■ **PROBLEM REQUIREMENTS**
How many lines in the records below contain "name"? Answer with the number alone.

____ EXERCISE DATA

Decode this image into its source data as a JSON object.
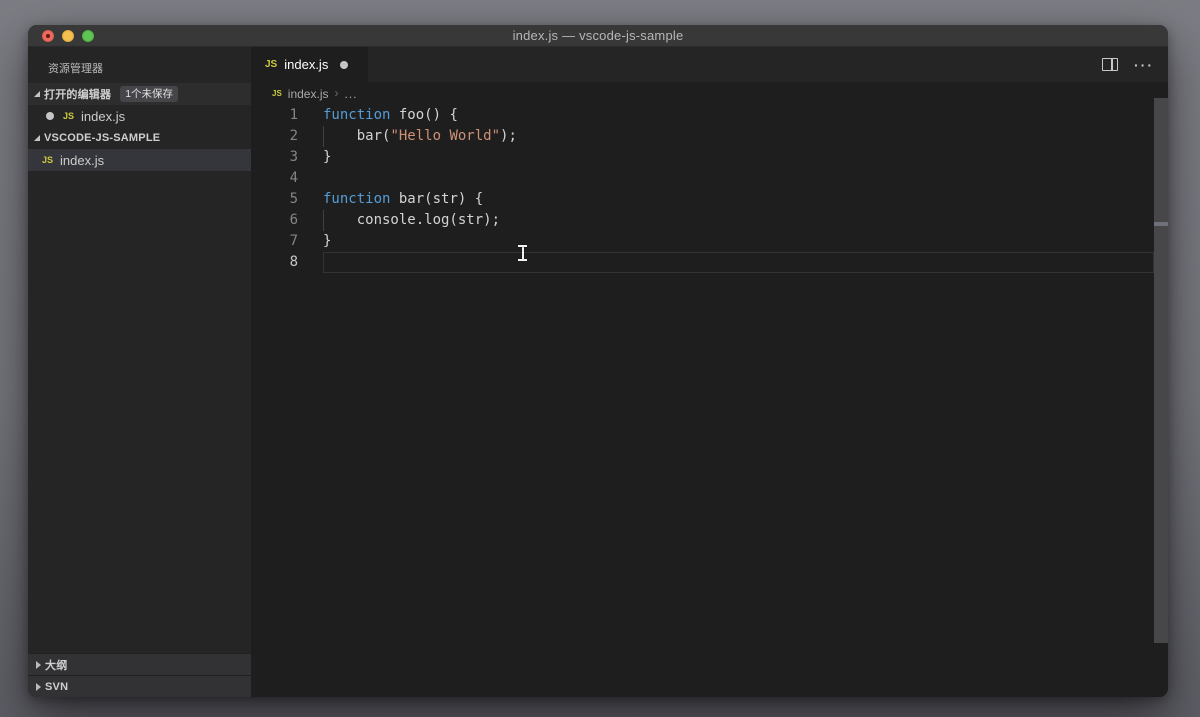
{
  "window": {
    "title": "index.js — vscode-js-sample"
  },
  "icons": {
    "js_badge": "JS"
  },
  "sidebar": {
    "title": "资源管理器",
    "open_editors": {
      "label": "打开的编辑器",
      "badge": "1个未保存",
      "items": [
        {
          "name": "index.js",
          "modified": true
        }
      ]
    },
    "folder": {
      "label": "VSCODE-JS-SAMPLE",
      "items": [
        {
          "name": "index.js",
          "selected": true
        }
      ]
    },
    "bottom_sections": [
      {
        "label": "大纲"
      },
      {
        "label": "SVN"
      }
    ]
  },
  "editor": {
    "tab": {
      "label": "index.js",
      "modified": true
    },
    "actions": {
      "more_label": "···"
    },
    "breadcrumb": {
      "file": "index.js",
      "separator": "›",
      "tail": "..."
    },
    "code": {
      "language": "javascript",
      "lines": [
        {
          "num": 1,
          "tokens": [
            {
              "c": "keyword",
              "t": "function"
            },
            {
              "c": "plain",
              "t": " foo() {"
            }
          ]
        },
        {
          "num": 2,
          "indent": true,
          "tokens": [
            {
              "c": "plain",
              "t": "    bar("
            },
            {
              "c": "string",
              "t": "\"Hello World\""
            },
            {
              "c": "plain",
              "t": ");"
            }
          ]
        },
        {
          "num": 3,
          "tokens": [
            {
              "c": "plain",
              "t": "}"
            }
          ]
        },
        {
          "num": 4,
          "tokens": []
        },
        {
          "num": 5,
          "tokens": [
            {
              "c": "keyword",
              "t": "function"
            },
            {
              "c": "plain",
              "t": " bar(str) {"
            }
          ]
        },
        {
          "num": 6,
          "indent": true,
          "tokens": [
            {
              "c": "plain",
              "t": "    console.log(str);"
            }
          ]
        },
        {
          "num": 7,
          "tokens": [
            {
              "c": "plain",
              "t": "}"
            }
          ]
        },
        {
          "num": 8,
          "active": true,
          "tokens": []
        }
      ]
    }
  },
  "colors": {
    "keyword": "#569cd6",
    "string": "#ce9178",
    "plain": "#d4d4d4",
    "editor_bg": "#1e1e1e",
    "sidebar_bg": "#252526",
    "js_icon": "#cbcb41"
  }
}
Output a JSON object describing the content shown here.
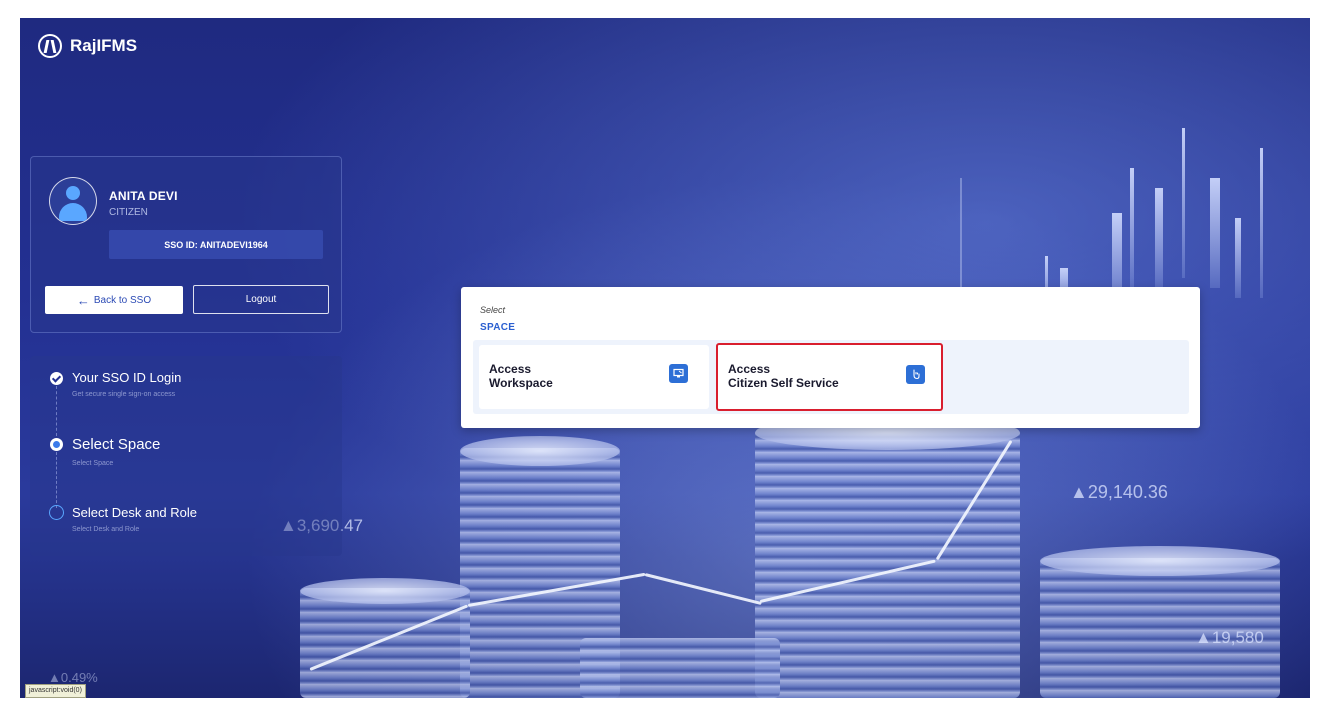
{
  "app": {
    "name": "RajIFMS"
  },
  "profile": {
    "name": "ANITA DEVI",
    "role": "CITIZEN",
    "sso_id": "SSO ID: ANITADEVI1964",
    "back_button": "Back to SSO",
    "logout_button": "Logout"
  },
  "steps": [
    {
      "title": "Your SSO ID Login",
      "subtitle": "Get secure single sign-on access",
      "state": "done"
    },
    {
      "title": "Select Space",
      "subtitle": "Select Space",
      "state": "active"
    },
    {
      "title": "Select Desk and Role",
      "subtitle": "Select Desk and Role",
      "state": "pending"
    }
  ],
  "select_panel": {
    "select_label": "Select",
    "space_label": "SPACE",
    "options": [
      {
        "line1": "Access",
        "line2": "Workspace",
        "icon": "workspace-icon",
        "highlighted": false
      },
      {
        "line1": "Access",
        "line2": "Citizen Self Service",
        "icon": "citizen-service-icon",
        "highlighted": true
      }
    ]
  },
  "background_numbers": {
    "left": "▲3,690.47",
    "right_top": "▲29,140.36",
    "right_bottom": "▲19,580",
    "bottom_left": "▲0.49%"
  },
  "status_bar": {
    "text": "javascript:void(0)"
  },
  "colors": {
    "accent": "#2d6fd6",
    "highlight_border": "#d91e2e",
    "background": "#233092"
  }
}
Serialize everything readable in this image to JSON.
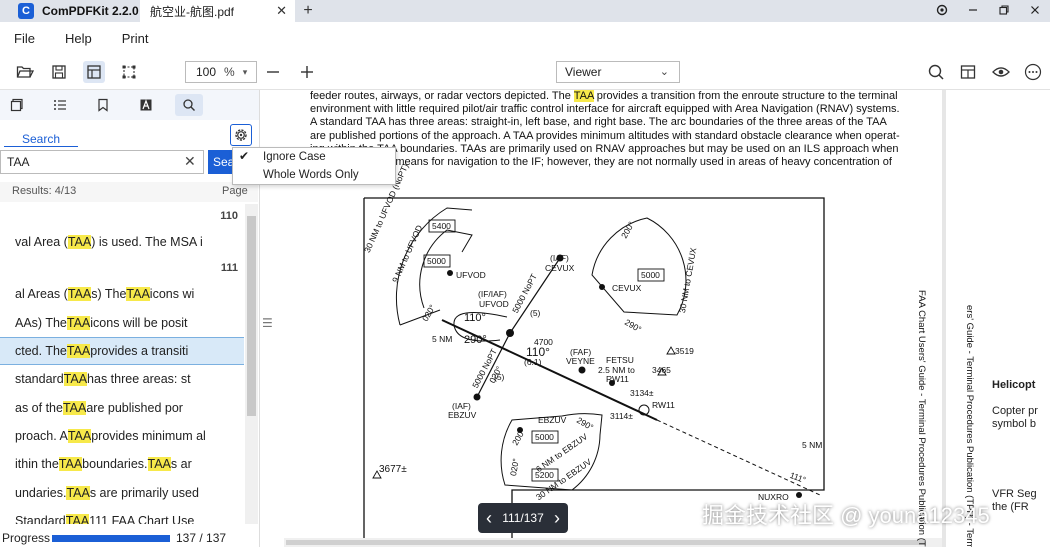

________

■ **RESPONSE TO THE EXERCISE**
4